■ **MATERIAL PROVIDED**
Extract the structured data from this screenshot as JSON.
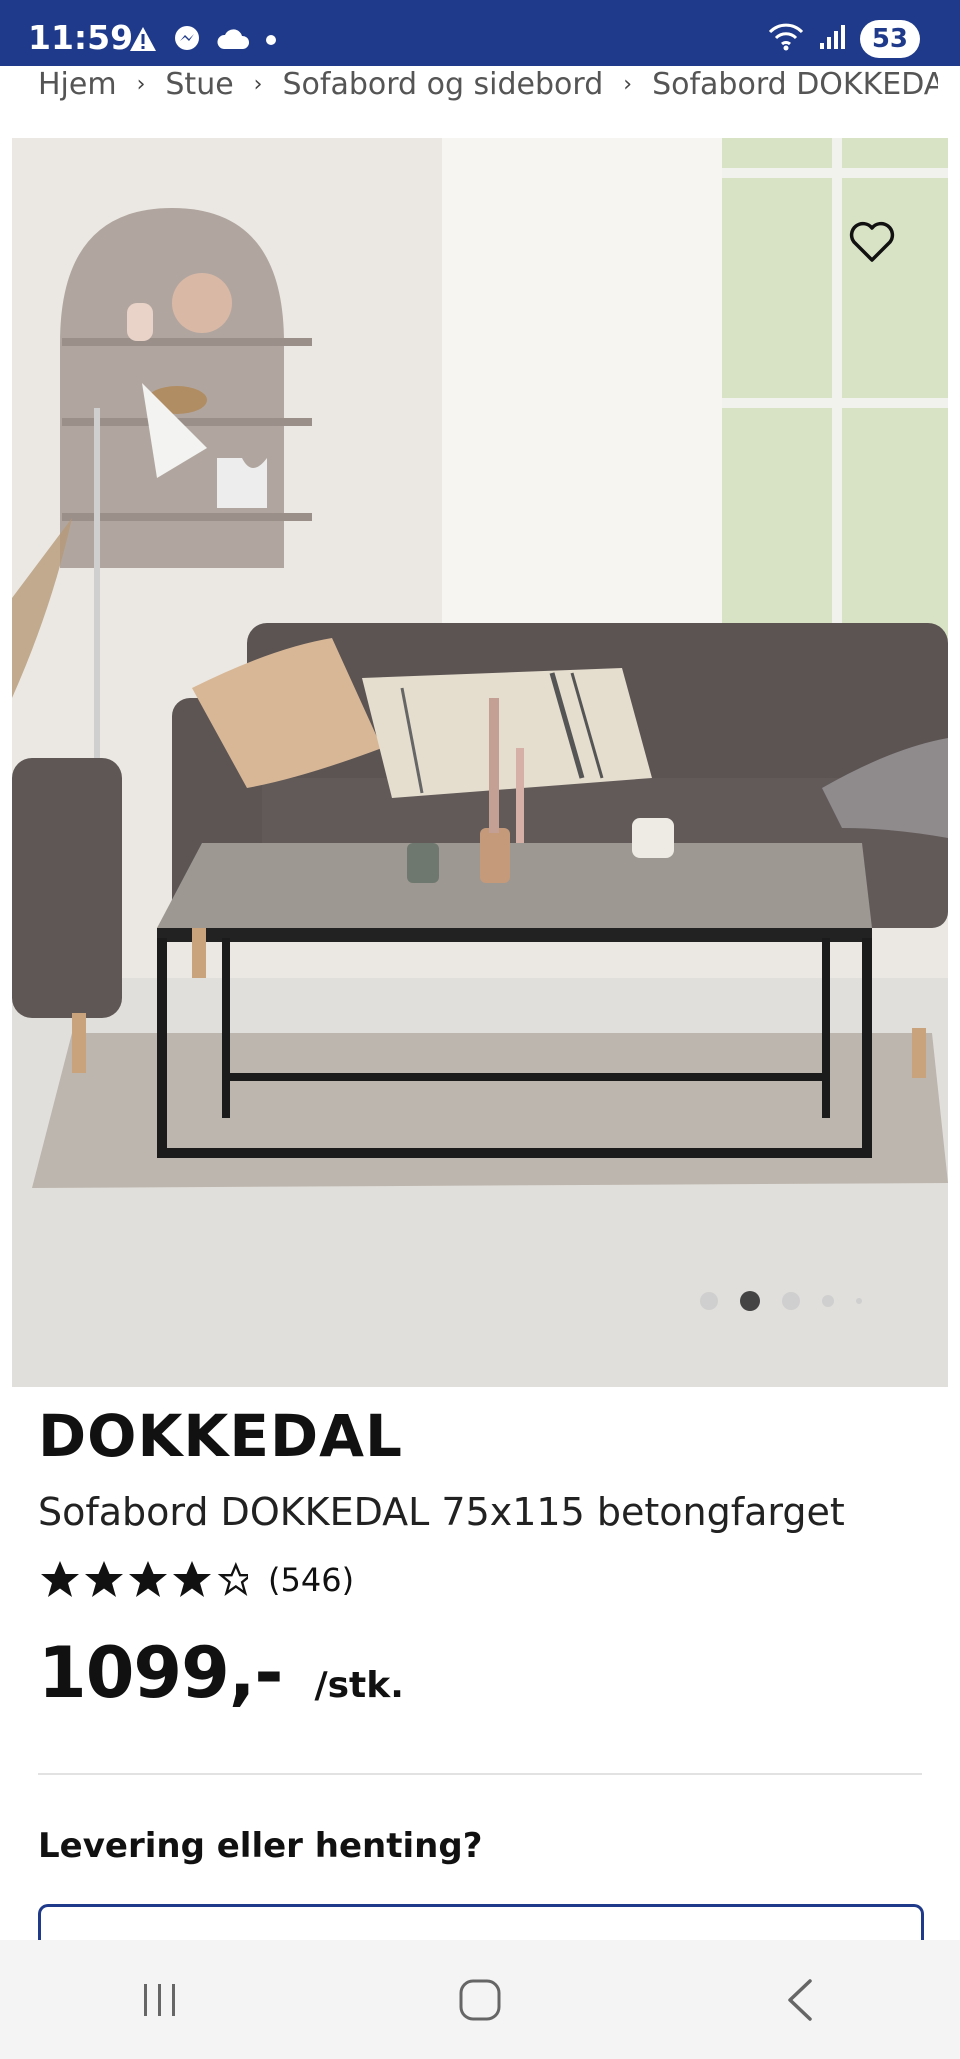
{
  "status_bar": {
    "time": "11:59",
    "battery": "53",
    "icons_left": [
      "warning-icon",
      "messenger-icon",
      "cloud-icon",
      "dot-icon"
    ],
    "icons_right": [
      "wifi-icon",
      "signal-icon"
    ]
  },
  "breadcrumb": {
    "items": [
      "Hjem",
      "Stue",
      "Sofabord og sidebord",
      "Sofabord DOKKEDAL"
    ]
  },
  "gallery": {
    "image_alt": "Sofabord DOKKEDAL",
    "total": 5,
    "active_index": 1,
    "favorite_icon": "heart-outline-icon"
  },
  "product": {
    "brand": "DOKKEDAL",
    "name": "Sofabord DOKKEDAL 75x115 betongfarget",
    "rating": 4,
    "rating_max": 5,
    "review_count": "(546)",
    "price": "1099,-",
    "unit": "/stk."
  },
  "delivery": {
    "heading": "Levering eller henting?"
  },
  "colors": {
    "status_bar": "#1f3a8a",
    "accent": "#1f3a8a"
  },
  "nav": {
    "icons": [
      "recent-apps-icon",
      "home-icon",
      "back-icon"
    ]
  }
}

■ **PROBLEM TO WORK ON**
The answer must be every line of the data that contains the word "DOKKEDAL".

■ **EXERCISE ANSWER**
      "Sofabord DOKKEDAL"
    "image_alt": "Sofabord DOKKEDAL",
    "brand": "DOKKEDAL",
    "name": "Sofabord DOKKEDAL 75x115 betongfarget",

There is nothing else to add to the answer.